After lap one and two on the track I soon forget that this car weighs more than some SUVs and begin to push it harder. The agility is perplexingly good, the locomotive-like motor never seems to run out of steam and every single time I plan to brake late with the carbon ceramic discs, I simply outbrake myself by more than a dozen metres. The brakes are so strong that it seems like they can knock a 100-odd kilometres off the speedometer in only a couple of seconds.
The brake pedal doesn’t have all that much feel initially but use it hard and the no-drama, no-fuss, eyeball-popping retardation is simply impossible to adjust your brain to. It would take more than 10 laps for me to get my braking point right.
That rhythm, so hard to work up on the desert roads, now comes naturally. The car is regularly slipping sideways, the balance nice and neutral and it’s ever willing to point into a corner, however hot you enter it.
The Continental, as most of you will know, is not a new car. It’s been around from 2003 but this is by far the best version yet. Despite the weight-saving regime it’s fantastically luxurious, unbelievably rapid and even has the agility to match many sportscars half its weight. It’s both the fastest Bentley ever and probably the best. The new vertical slats in the nose and the bonnet louvres look extra special, the dark smoked grille and headlight surrounds (made using Physical Vapour Deposition) tell you the car means business and the overall shape looks spot-on even today.

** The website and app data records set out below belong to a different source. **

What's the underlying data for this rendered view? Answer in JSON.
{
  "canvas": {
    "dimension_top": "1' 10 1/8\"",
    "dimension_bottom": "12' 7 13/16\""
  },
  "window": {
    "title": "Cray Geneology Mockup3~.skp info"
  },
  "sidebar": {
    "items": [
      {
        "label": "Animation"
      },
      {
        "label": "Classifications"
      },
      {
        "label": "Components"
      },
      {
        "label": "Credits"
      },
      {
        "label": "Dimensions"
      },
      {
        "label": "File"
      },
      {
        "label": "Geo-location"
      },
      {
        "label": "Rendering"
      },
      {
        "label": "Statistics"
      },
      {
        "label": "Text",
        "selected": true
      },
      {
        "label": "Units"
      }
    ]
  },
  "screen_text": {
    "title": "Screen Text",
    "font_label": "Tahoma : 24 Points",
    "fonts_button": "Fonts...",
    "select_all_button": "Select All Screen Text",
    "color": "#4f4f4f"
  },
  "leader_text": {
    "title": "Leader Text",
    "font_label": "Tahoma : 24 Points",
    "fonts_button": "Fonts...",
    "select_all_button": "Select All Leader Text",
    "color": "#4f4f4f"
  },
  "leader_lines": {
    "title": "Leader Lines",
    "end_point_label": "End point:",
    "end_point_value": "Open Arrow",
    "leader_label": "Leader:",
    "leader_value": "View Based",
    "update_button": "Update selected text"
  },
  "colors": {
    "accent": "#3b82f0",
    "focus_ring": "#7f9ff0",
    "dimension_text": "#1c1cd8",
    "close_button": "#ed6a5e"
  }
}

If you are looking for something that will have timeless charm even decades down the road, is brutally fast, comfortable and useable, this is it. What we in India will need to be wary of though are the low 30 profile tyres. And no, you can’t get smaller wheels. Anything less than 20 inches won’t fit, the Supersports has the world’s largest brake discs.